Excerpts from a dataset
+++
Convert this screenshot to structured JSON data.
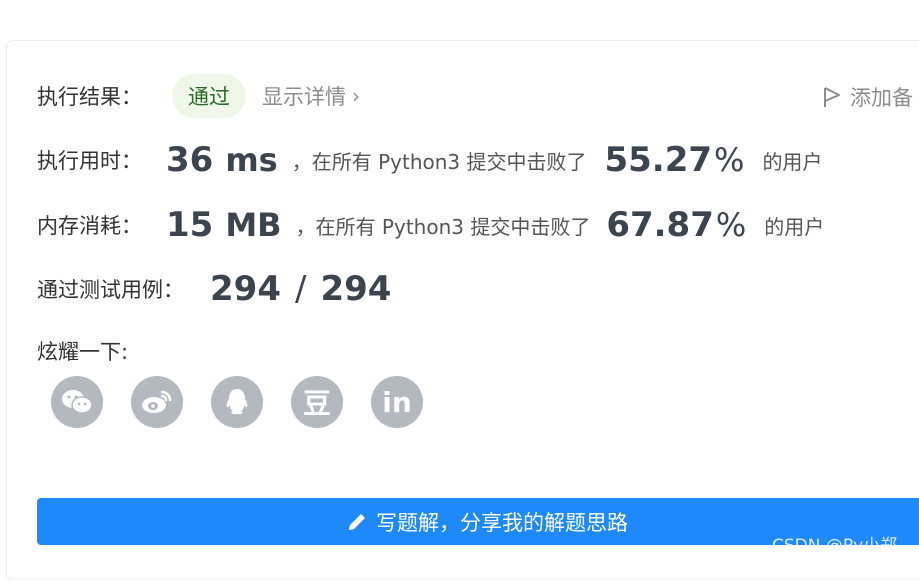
{
  "result": {
    "label": "执行结果：",
    "status": "通过",
    "details_link": "显示详情",
    "add_note": "添加备"
  },
  "runtime": {
    "label": "执行用时：",
    "value": "36",
    "unit": "ms",
    "text_before": "，在所有 Python3 提交中击败了",
    "percent": "55.27",
    "percent_sign": "%",
    "text_after": "的用户"
  },
  "memory": {
    "label": "内存消耗：",
    "value": "15",
    "unit": "MB",
    "text_before": "，在所有 Python3 提交中击败了",
    "percent": "67.87",
    "percent_sign": "%",
    "text_after": "的用户"
  },
  "tests": {
    "label": "通过测试用例：",
    "passed": "294",
    "separator": "/",
    "total": "294"
  },
  "share": {
    "label": "炫耀一下:",
    "icons": [
      "wechat-icon",
      "weibo-icon",
      "qq-icon",
      "douban-icon",
      "linkedin-icon"
    ],
    "douban_glyph": "豆",
    "linkedin_glyph": "in"
  },
  "write_button": {
    "label": "写题解，分享我的解题思路"
  },
  "watermark": "CSDN @Py小郑",
  "colors": {
    "accent": "#1e88ff",
    "success_bg": "#eef7ea",
    "icon_bg": "#b4b8bf"
  }
}
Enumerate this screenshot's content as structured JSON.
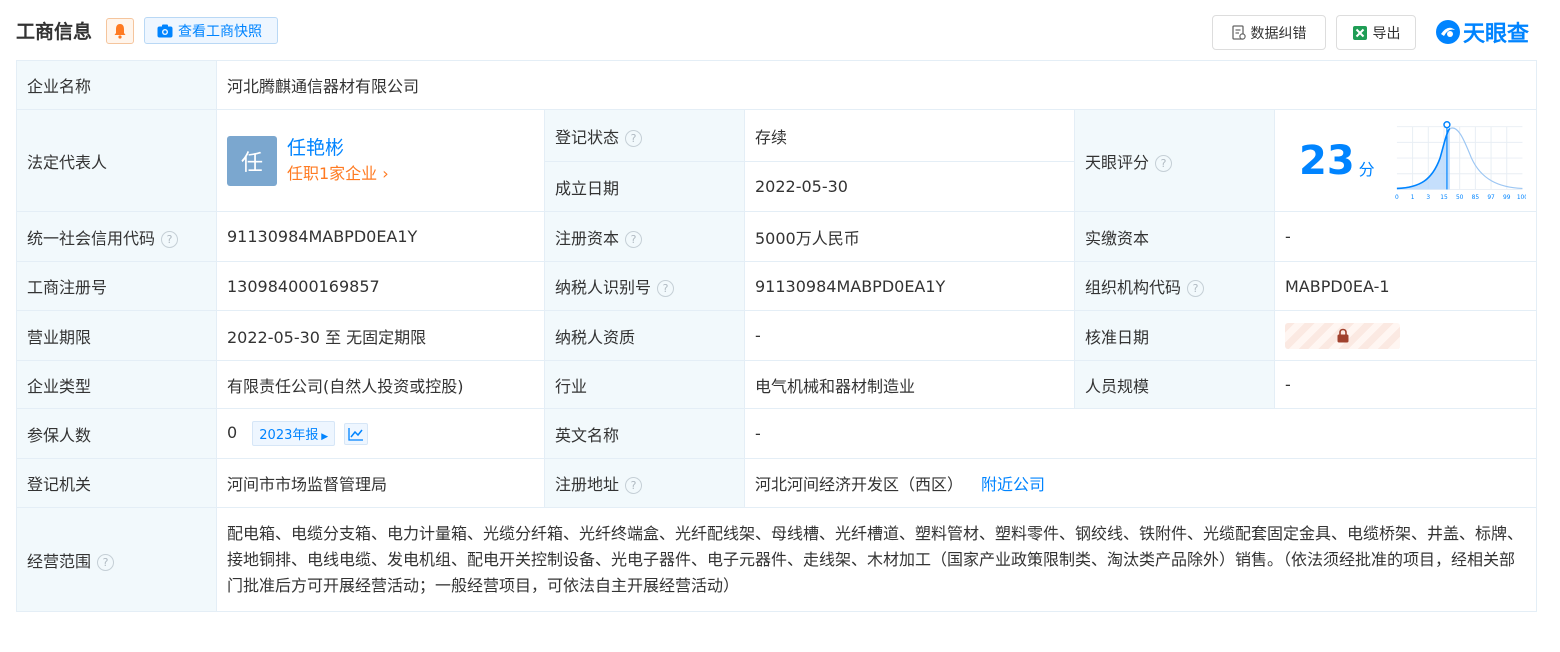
{
  "header": {
    "title": "工商信息",
    "snapshot_label": "查看工商快照",
    "correct_label": "数据纠错",
    "export_label": "导出",
    "logo_text": "天眼查"
  },
  "labels": {
    "company_name": "企业名称",
    "legal_rep": "法定代表人",
    "reg_status": "登记状态",
    "established": "成立日期",
    "tianyan_score": "天眼评分",
    "credit_code": "统一社会信用代码",
    "reg_capital": "注册资本",
    "paid_capital": "实缴资本",
    "reg_number": "工商注册号",
    "taxpayer_id": "纳税人识别号",
    "org_code": "组织机构代码",
    "business_term": "营业期限",
    "taxpayer_qual": "纳税人资质",
    "approval_date": "核准日期",
    "company_type": "企业类型",
    "industry": "行业",
    "staff_size": "人员规模",
    "insured": "参保人数",
    "english_name": "英文名称",
    "reg_authority": "登记机关",
    "reg_address": "注册地址",
    "business_scope": "经营范围"
  },
  "values": {
    "company_name": "河北腾麒通信器材有限公司",
    "rep_avatar": "任",
    "rep_name": "任艳彬",
    "rep_positions": "任职1家企业",
    "reg_status": "存续",
    "established": "2022-05-30",
    "score": "23",
    "score_unit": "分",
    "credit_code": "91130984MABPD0EA1Y",
    "reg_capital": "5000万人民币",
    "paid_capital": "-",
    "reg_number": "130984000169857",
    "taxpayer_id": "91130984MABPD0EA1Y",
    "org_code": "MABPD0EA-1",
    "business_term": "2022-05-30 至 无固定期限",
    "taxpayer_qual": "-",
    "company_type": "有限责任公司(自然人投资或控股)",
    "industry": "电气机械和器材制造业",
    "staff_size": "-",
    "insured": "0",
    "insured_tag": "2023年报",
    "english_name": "-",
    "reg_authority": "河间市市场监督管理局",
    "reg_address": "河北河间经济开发区（西区）",
    "nearby": "附近公司",
    "business_scope": "配电箱、电缆分支箱、电力计量箱、光缆分纤箱、光纤终端盒、光纤配线架、母线槽、光纤槽道、塑料管材、塑料零件、钢绞线、铁附件、光缆配套固定金具、电缆桥架、井盖、标牌、接地铜排、电线电缆、发电机组、配电开关控制设备、光电子器件、电子元器件、走线架、木材加工（国家产业政策限制类、淘汰类产品除外）销售。（依法须经批准的项目，经相关部门批准后方可开展经营活动；一般经营项目，可依法自主开展经营活动）"
  },
  "score_chart": {
    "ticks": [
      "0",
      "1",
      "3",
      "15",
      "50",
      "85",
      "97",
      "99",
      "100"
    ]
  },
  "colors": {
    "accent": "#0084ff",
    "status_green": "#1ea54a",
    "orange": "#ff7a21",
    "label_bg": "#f2f9fc"
  }
}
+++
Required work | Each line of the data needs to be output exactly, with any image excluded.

Task response |
Convert this screenshot to structured JSON data.
{
  "result": {
    "label": "执行结果：",
    "status": "通过",
    "details_link": "显示详情",
    "add_note": "添加备"
  },
  "runtime": {
    "label": "执行用时：",
    "value": "36",
    "unit": "ms",
    "text_before": "，在所有 Python3 提交中击败了",
    "percent": "55.27",
    "percent_sign": "%",
    "text_after": "的用户"
  },
  "memory": {
    "label": "内存消耗：",
    "value": "15",
    "unit": "MB",
    "text_before": "，在所有 Python3 提交中击败了",
    "percent": "67.87",
    "percent_sign": "%",
    "text_after": "的用户"
  },
  "tests": {
    "label": "通过测试用例：",
    "passed": "294",
    "separator": "/",
    "total": "294"
  },
  "share": {
    "label": "炫耀一下:",
    "icons": [
      "wechat-icon",
      "weibo-icon",
      "qq-icon",
      "douban-icon",
      "linkedin-icon"
    ],
    "douban_glyph": "豆",
    "linkedin_glyph": "in"
  },
  "write_button": {
    "label": "写题解，分享我的解题思路"
  },
  "watermark": "CSDN @Py小郑",
  "colors": {
    "accent": "#1e88ff",
    "success_bg": "#eef7ea",
    "icon_bg": "#b4b8bf"
  }
}
Enumerate this screenshot's content as structured JSON.
{
  "header": {
    "title": "工商信息",
    "snapshot_label": "查看工商快照",
    "correct_label": "数据纠错",
    "export_label": "导出",
    "logo_text": "天眼查"
  },
  "labels": {
    "company_name": "企业名称",
    "legal_rep": "法定代表人",
    "reg_status": "登记状态",
    "established": "成立日期",
    "tianyan_score": "天眼评分",
    "credit_code": "统一社会信用代码",
    "reg_capital": "注册资本",
    "paid_capital": "实缴资本",
    "reg_number": "工商注册号",
    "taxpayer_id": "纳税人识别号",
    "org_code": "组织机构代码",
    "business_term": "营业期限",
    "taxpayer_qual": "纳税人资质",
    "approval_date": "核准日期",
    "company_type": "企业类型",
    "industry": "行业",
    "staff_size": "人员规模",
    "insured": "参保人数",
    "english_name": "英文名称",
    "reg_authority": "登记机关",
    "reg_address": "注册地址",
    "business_scope": "经营范围"
  },
  "values": {
    "company_name": "河北腾麒通信器材有限公司",
    "rep_avatar": "任",
    "rep_name": "任艳彬",
    "rep_positions": "任职1家企业",
    "reg_status": "存续",
    "established": "2022-05-30",
    "score": "23",
    "score_unit": "分",
    "credit_code": "91130984MABPD0EA1Y",
    "reg_capital": "5000万人民币",
    "paid_capital": "-",
    "reg_number": "130984000169857",
    "taxpayer_id": "91130984MABPD0EA1Y",
    "org_code": "MABPD0EA-1",
    "business_term": "2022-05-30 至 无固定期限",
    "taxpayer_qual": "-",
    "company_type": "有限责任公司(自然人投资或控股)",
    "industry": "电气机械和器材制造业",
    "staff_size": "-",
    "insured": "0",
    "insured_tag": "2023年报",
    "english_name": "-",
    "reg_authority": "河间市市场监督管理局",
    "reg_address": "河北河间经济开发区（西区）",
    "nearby": "附近公司",
    "business_scope": "配电箱、电缆分支箱、电力计量箱、光缆分纤箱、光纤终端盒、光纤配线架、母线槽、光纤槽道、塑料管材、塑料零件、钢绞线、铁附件、光缆配套固定金具、电缆桥架、井盖、标牌、接地铜排、电线电缆、发电机组、配电开关控制设备、光电子器件、电子元器件、走线架、木材加工（国家产业政策限制类、淘汰类产品除外）销售。（依法须经批准的项目，经相关部门批准后方可开展经营活动；一般经营项目，可依法自主开展经营活动）"
  },
  "score_chart": {
    "ticks": [
      "0",
      "1",
      "3",
      "15",
      "50",
      "85",
      "97",
      "99",
      "100"
    ]
  },
  "colors": {
    "accent": "#0084ff",
    "status_green": "#1ea54a",
    "orange": "#ff7a21",
    "label_bg": "#f2f9fc"
  }
}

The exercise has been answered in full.